▶ _WHAT YOU ARE ASKED TO DO_: The records follow. Copy them exactly, but omit the pictures.

▶ _RECORDS FOR THE EXERCISE_:

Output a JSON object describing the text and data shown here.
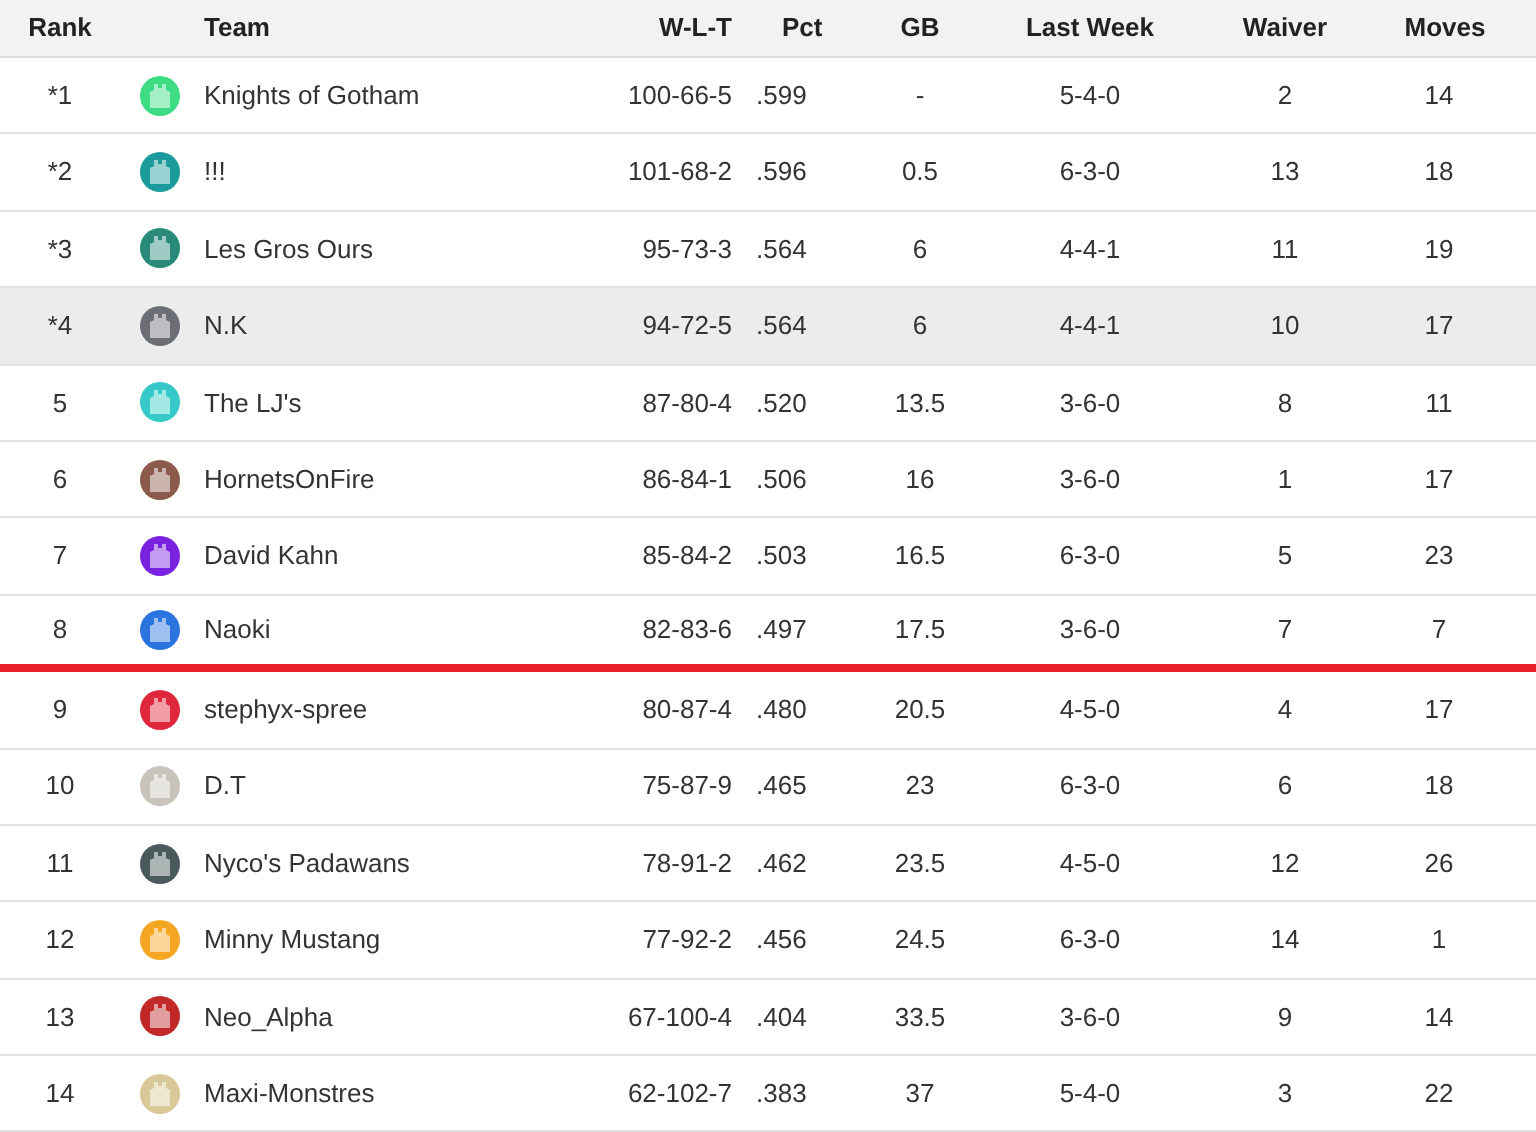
{
  "columns": [
    "Rank",
    "Team",
    "W-L-T",
    "Pct",
    "GB",
    "Last Week",
    "Waiver",
    "Moves"
  ],
  "rows": [
    {
      "rank": "*1",
      "team": "Knights of Gotham",
      "color": "#3ddc84",
      "wlt": "100-66-5",
      "pct": ".599",
      "gb": "-",
      "last_week": "5-4-0",
      "waiver": "2",
      "moves": "14",
      "selected": false,
      "cutoff_after": false
    },
    {
      "rank": "*2",
      "team": "!!!",
      "color": "#1a9a9a",
      "wlt": "101-68-2",
      "pct": ".596",
      "gb": "0.5",
      "last_week": "6-3-0",
      "waiver": "13",
      "moves": "18",
      "selected": false,
      "cutoff_after": false
    },
    {
      "rank": "*3",
      "team": "Les Gros Ours",
      "color": "#2a8a7a",
      "wlt": "95-73-3",
      "pct": ".564",
      "gb": "6",
      "last_week": "4-4-1",
      "waiver": "11",
      "moves": "19",
      "selected": false,
      "cutoff_after": false
    },
    {
      "rank": "*4",
      "team": "N.K",
      "color": "#6b6f75",
      "wlt": "94-72-5",
      "pct": ".564",
      "gb": "6",
      "last_week": "4-4-1",
      "waiver": "10",
      "moves": "17",
      "selected": true,
      "cutoff_after": false
    },
    {
      "rank": "5",
      "team": "The LJ's",
      "color": "#35c9c9",
      "wlt": "87-80-4",
      "pct": ".520",
      "gb": "13.5",
      "last_week": "3-6-0",
      "waiver": "8",
      "moves": "11",
      "selected": false,
      "cutoff_after": false
    },
    {
      "rank": "6",
      "team": "HornetsOnFire",
      "color": "#8a5a4a",
      "wlt": "86-84-1",
      "pct": ".506",
      "gb": "16",
      "last_week": "3-6-0",
      "waiver": "1",
      "moves": "17",
      "selected": false,
      "cutoff_after": false
    },
    {
      "rank": "7",
      "team": "David Kahn",
      "color": "#7a22e0",
      "wlt": "85-84-2",
      "pct": ".503",
      "gb": "16.5",
      "last_week": "6-3-0",
      "waiver": "5",
      "moves": "23",
      "selected": false,
      "cutoff_after": false
    },
    {
      "rank": "8",
      "team": "Naoki",
      "color": "#2a74e0",
      "wlt": "82-83-6",
      "pct": ".497",
      "gb": "17.5",
      "last_week": "3-6-0",
      "waiver": "7",
      "moves": "7",
      "selected": false,
      "cutoff_after": true
    },
    {
      "rank": "9",
      "team": "stephyx-spree",
      "color": "#e0283c",
      "wlt": "80-87-4",
      "pct": ".480",
      "gb": "20.5",
      "last_week": "4-5-0",
      "waiver": "4",
      "moves": "17",
      "selected": false,
      "cutoff_after": false
    },
    {
      "rank": "10",
      "team": "D.T",
      "color": "#c8c4bc",
      "wlt": "75-87-9",
      "pct": ".465",
      "gb": "23",
      "last_week": "6-3-0",
      "waiver": "6",
      "moves": "18",
      "selected": false,
      "cutoff_after": false
    },
    {
      "rank": "11",
      "team": "Nyco's Padawans",
      "color": "#4a5a5a",
      "wlt": "78-91-2",
      "pct": ".462",
      "gb": "23.5",
      "last_week": "4-5-0",
      "waiver": "12",
      "moves": "26",
      "selected": false,
      "cutoff_after": false
    },
    {
      "rank": "12",
      "team": "Minny Mustang",
      "color": "#f5a623",
      "wlt": "77-92-2",
      "pct": ".456",
      "gb": "24.5",
      "last_week": "6-3-0",
      "waiver": "14",
      "moves": "1",
      "selected": false,
      "cutoff_after": false
    },
    {
      "rank": "13",
      "team": "Neo_Alpha",
      "color": "#c0282a",
      "wlt": "67-100-4",
      "pct": ".404",
      "gb": "33.5",
      "last_week": "3-6-0",
      "waiver": "9",
      "moves": "14",
      "selected": false,
      "cutoff_after": false
    },
    {
      "rank": "14",
      "team": "Maxi-Monstres",
      "color": "#d8c89a",
      "wlt": "62-102-7",
      "pct": ".383",
      "gb": "37",
      "last_week": "5-4-0",
      "waiver": "3",
      "moves": "22",
      "selected": false,
      "cutoff_after": false
    }
  ]
}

▶ _SOLVED EXERCISE_:
Output a JSON object describing the text and data shown here.
{
  "columns": [
    "Rank",
    "Team",
    "W-L-T",
    "Pct",
    "GB",
    "Last Week",
    "Waiver",
    "Moves"
  ],
  "rows": [
    {
      "rank": "*1",
      "team": "Knights of Gotham",
      "color": "#3ddc84",
      "wlt": "100-66-5",
      "pct": ".599",
      "gb": "-",
      "last_week": "5-4-0",
      "waiver": "2",
      "moves": "14",
      "selected": false,
      "cutoff_after": false
    },
    {
      "rank": "*2",
      "team": "!!!",
      "color": "#1a9a9a",
      "wlt": "101-68-2",
      "pct": ".596",
      "gb": "0.5",
      "last_week": "6-3-0",
      "waiver": "13",
      "moves": "18",
      "selected": false,
      "cutoff_after": false
    },
    {
      "rank": "*3",
      "team": "Les Gros Ours",
      "color": "#2a8a7a",
      "wlt": "95-73-3",
      "pct": ".564",
      "gb": "6",
      "last_week": "4-4-1",
      "waiver": "11",
      "moves": "19",
      "selected": false,
      "cutoff_after": false
    },
    {
      "rank": "*4",
      "team": "N.K",
      "color": "#6b6f75",
      "wlt": "94-72-5",
      "pct": ".564",
      "gb": "6",
      "last_week": "4-4-1",
      "waiver": "10",
      "moves": "17",
      "selected": true,
      "cutoff_after": false
    },
    {
      "rank": "5",
      "team": "The LJ's",
      "color": "#35c9c9",
      "wlt": "87-80-4",
      "pct": ".520",
      "gb": "13.5",
      "last_week": "3-6-0",
      "waiver": "8",
      "moves": "11",
      "selected": false,
      "cutoff_after": false
    },
    {
      "rank": "6",
      "team": "HornetsOnFire",
      "color": "#8a5a4a",
      "wlt": "86-84-1",
      "pct": ".506",
      "gb": "16",
      "last_week": "3-6-0",
      "waiver": "1",
      "moves": "17",
      "selected": false,
      "cutoff_after": false
    },
    {
      "rank": "7",
      "team": "David Kahn",
      "color": "#7a22e0",
      "wlt": "85-84-2",
      "pct": ".503",
      "gb": "16.5",
      "last_week": "6-3-0",
      "waiver": "5",
      "moves": "23",
      "selected": false,
      "cutoff_after": false
    },
    {
      "rank": "8",
      "team": "Naoki",
      "color": "#2a74e0",
      "wlt": "82-83-6",
      "pct": ".497",
      "gb": "17.5",
      "last_week": "3-6-0",
      "waiver": "7",
      "moves": "7",
      "selected": false,
      "cutoff_after": true
    },
    {
      "rank": "9",
      "team": "stephyx-spree",
      "color": "#e0283c",
      "wlt": "80-87-4",
      "pct": ".480",
      "gb": "20.5",
      "last_week": "4-5-0",
      "waiver": "4",
      "moves": "17",
      "selected": false,
      "cutoff_after": false
    },
    {
      "rank": "10",
      "team": "D.T",
      "color": "#c8c4bc",
      "wlt": "75-87-9",
      "pct": ".465",
      "gb": "23",
      "last_week": "6-3-0",
      "waiver": "6",
      "moves": "18",
      "selected": false,
      "cutoff_after": false
    },
    {
      "rank": "11",
      "team": "Nyco's Padawans",
      "color": "#4a5a5a",
      "wlt": "78-91-2",
      "pct": ".462",
      "gb": "23.5",
      "last_week": "4-5-0",
      "waiver": "12",
      "moves": "26",
      "selected": false,
      "cutoff_after": false
    },
    {
      "rank": "12",
      "team": "Minny Mustang",
      "color": "#f5a623",
      "wlt": "77-92-2",
      "pct": ".456",
      "gb": "24.5",
      "last_week": "6-3-0",
      "waiver": "14",
      "moves": "1",
      "selected": false,
      "cutoff_after": false
    },
    {
      "rank": "13",
      "team": "Neo_Alpha",
      "color": "#c0282a",
      "wlt": "67-100-4",
      "pct": ".404",
      "gb": "33.5",
      "last_week": "3-6-0",
      "waiver": "9",
      "moves": "14",
      "selected": false,
      "cutoff_after": false
    },
    {
      "rank": "14",
      "team": "Maxi-Monstres",
      "color": "#d8c89a",
      "wlt": "62-102-7",
      "pct": ".383",
      "gb": "37",
      "last_week": "5-4-0",
      "waiver": "3",
      "moves": "22",
      "selected": false,
      "cutoff_after": false
    }
  ]
}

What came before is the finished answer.